The Puritan authorities in the Massachusetts Bay Colony, whose strict religious beliefs aligned with Cromwell’s, saw an opportunity to seize Maine settlements — and lay their hands on the area’s vast timber resources, too.
Armed Puritans headed north to Maine in November 1652. In short order, the inhabitants of Kittery, and then York, were ordered to submit to Massachusetts law and survey their boundaries. The result was the straight line, drawn the next year, that’s caused the recent fuss.
Kittery is still smarting, apparently, from the Puritans’ encroachment.
“This particular boundary was established through aggression, imposed by decree from the Massachusetts Bay Colony,” Spiller wrote. “Rife with arbitrary limitations set forth and enforced by armed militia, it reflected neither the established property lines of the time, nor those before or after it.”
More than a century after the Puritans laid down the law, the Massachusetts Legislature ordered new surveys in Maine, which was then controlled by Massachusetts and would not become a separate state until 1820.
Those surveys, conducted independently in 1794 by York and Kittery, settled on the Colonial straight line — but with a twist. The surveyors also included an alternate boundary, which they drew with dashes to show the wobbles and turns that had popped up over the intervening years.
“Unfortunately for both towns, later [surveys] chose to ignore the 1652 straight-line requirement and follow the red pricked line," lamented a court-appointed boundary commission in 1992, when a border dispute between the towns of York and Eliot was considered.
Now, it is likely up to the York County Superior Court to mediate the dispute. In the end, any changes will need approval by the Legislature, officials said.
At least one nearby business owner isn’t concerned about the outcome.

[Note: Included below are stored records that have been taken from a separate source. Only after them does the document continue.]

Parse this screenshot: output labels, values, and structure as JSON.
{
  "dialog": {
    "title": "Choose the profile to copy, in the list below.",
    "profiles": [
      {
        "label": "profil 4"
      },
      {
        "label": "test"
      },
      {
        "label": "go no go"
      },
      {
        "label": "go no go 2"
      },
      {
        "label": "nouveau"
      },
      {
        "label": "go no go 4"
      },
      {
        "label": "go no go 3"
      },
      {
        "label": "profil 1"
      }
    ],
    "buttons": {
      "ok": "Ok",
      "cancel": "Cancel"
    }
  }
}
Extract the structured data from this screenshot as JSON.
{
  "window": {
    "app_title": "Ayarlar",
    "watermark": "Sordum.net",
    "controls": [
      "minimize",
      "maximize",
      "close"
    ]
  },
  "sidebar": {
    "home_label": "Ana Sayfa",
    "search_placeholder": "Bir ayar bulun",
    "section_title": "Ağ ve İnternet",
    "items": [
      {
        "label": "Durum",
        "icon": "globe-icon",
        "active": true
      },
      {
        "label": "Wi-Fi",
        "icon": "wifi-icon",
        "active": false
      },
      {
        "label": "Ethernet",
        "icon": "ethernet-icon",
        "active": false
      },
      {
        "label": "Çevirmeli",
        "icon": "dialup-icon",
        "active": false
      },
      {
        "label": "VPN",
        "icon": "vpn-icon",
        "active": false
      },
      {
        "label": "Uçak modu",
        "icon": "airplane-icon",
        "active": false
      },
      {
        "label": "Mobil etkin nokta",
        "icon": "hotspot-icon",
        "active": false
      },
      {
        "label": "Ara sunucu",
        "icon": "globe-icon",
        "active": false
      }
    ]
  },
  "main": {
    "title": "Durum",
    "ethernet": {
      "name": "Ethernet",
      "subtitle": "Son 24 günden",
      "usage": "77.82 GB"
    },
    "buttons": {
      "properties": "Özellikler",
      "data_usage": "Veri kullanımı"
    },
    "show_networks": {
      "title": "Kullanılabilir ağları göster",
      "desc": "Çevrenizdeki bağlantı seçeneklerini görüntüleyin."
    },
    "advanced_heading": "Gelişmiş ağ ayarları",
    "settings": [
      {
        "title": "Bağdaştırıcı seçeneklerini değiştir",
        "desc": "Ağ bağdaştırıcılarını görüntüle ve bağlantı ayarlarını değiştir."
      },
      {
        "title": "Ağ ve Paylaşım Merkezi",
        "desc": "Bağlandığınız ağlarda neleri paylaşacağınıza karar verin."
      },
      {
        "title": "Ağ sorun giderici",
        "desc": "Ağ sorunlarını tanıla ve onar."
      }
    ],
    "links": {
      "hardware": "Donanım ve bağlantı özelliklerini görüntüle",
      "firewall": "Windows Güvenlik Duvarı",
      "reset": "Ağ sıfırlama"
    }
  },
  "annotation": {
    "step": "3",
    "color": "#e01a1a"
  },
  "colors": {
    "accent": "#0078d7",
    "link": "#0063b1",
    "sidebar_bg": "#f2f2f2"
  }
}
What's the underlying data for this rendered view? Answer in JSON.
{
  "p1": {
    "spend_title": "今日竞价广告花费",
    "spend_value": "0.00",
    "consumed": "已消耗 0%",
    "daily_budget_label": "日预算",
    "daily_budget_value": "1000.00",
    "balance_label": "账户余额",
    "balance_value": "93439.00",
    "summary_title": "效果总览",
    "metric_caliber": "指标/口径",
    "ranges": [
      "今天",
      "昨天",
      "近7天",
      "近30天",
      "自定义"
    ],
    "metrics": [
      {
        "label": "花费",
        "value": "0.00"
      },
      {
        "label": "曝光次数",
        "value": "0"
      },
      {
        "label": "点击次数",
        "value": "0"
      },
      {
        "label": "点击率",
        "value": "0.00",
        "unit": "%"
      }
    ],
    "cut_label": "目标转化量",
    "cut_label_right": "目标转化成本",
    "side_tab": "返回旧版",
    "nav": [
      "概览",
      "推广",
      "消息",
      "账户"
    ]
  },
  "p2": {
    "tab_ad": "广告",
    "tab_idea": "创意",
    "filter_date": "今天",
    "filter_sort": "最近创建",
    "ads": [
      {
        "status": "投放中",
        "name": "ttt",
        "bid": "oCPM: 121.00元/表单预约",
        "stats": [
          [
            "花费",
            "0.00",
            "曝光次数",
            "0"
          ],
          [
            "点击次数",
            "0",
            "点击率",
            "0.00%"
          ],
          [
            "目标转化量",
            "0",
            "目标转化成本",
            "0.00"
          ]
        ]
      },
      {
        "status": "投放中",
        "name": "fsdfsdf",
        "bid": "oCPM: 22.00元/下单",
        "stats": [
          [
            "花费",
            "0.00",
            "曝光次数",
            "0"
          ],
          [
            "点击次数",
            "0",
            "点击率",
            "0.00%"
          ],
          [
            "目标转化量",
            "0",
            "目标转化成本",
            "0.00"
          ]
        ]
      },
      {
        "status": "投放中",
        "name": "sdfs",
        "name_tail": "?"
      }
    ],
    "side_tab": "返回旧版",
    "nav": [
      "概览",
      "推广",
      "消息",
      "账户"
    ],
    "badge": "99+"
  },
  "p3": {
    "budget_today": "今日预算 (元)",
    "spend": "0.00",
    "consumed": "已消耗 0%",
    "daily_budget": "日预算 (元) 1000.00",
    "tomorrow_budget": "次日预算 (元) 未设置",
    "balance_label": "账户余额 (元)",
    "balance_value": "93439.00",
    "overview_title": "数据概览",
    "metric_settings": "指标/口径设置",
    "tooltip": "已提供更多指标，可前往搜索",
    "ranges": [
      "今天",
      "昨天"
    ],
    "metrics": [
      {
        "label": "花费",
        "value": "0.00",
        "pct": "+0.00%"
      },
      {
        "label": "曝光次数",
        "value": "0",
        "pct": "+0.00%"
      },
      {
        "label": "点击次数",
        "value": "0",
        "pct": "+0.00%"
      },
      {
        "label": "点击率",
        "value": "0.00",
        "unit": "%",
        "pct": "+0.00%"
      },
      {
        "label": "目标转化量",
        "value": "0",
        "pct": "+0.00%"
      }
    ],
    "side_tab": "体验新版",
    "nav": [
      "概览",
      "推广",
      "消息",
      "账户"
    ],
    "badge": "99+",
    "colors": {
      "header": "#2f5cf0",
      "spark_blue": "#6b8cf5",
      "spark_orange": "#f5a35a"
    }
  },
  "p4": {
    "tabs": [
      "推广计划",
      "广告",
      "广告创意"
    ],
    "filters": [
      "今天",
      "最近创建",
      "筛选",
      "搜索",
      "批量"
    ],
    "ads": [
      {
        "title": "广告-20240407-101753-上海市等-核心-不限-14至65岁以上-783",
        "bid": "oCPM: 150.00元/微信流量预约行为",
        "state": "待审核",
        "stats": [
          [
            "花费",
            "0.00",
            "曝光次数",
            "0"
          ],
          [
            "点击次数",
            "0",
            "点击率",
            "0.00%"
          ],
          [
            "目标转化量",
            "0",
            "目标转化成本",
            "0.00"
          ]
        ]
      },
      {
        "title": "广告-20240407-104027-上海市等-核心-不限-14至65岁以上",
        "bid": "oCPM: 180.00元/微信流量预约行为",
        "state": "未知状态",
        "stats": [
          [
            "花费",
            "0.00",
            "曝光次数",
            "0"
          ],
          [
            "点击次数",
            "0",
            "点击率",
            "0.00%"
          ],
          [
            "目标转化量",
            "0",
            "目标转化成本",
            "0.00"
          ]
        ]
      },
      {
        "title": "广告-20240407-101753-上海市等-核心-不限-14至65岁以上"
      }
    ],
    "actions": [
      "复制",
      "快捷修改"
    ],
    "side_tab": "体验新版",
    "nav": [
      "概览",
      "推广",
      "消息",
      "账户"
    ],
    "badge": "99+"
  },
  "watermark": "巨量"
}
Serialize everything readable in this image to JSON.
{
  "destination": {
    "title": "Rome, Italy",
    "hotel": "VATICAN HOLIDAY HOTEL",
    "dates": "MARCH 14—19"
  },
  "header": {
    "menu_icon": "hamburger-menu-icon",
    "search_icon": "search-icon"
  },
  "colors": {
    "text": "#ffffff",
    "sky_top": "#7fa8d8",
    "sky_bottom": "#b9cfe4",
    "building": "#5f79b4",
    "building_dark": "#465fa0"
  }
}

“It’s six of one, half a dozen of another. I’ll still have to pay the same rent," shrugged Chris Fraize, who runs Canine Solutions, which is near the disputed parcel. ”And anyway, I live in Berwick, so I really don’t care."
Burns, the York town manager, said he simply wants closure.
“If it’s here, it’s fine. If it’s there, it’s fine," Burns said. “Let’s just figure out where it should be and resolve it once and for all."
There won’t be any hard feelings afterward, he added.
“Kittery is a really cool town,” he said generously. "What’s not to like about it?”
Brian MacQuarrie can be reached at email@example.com.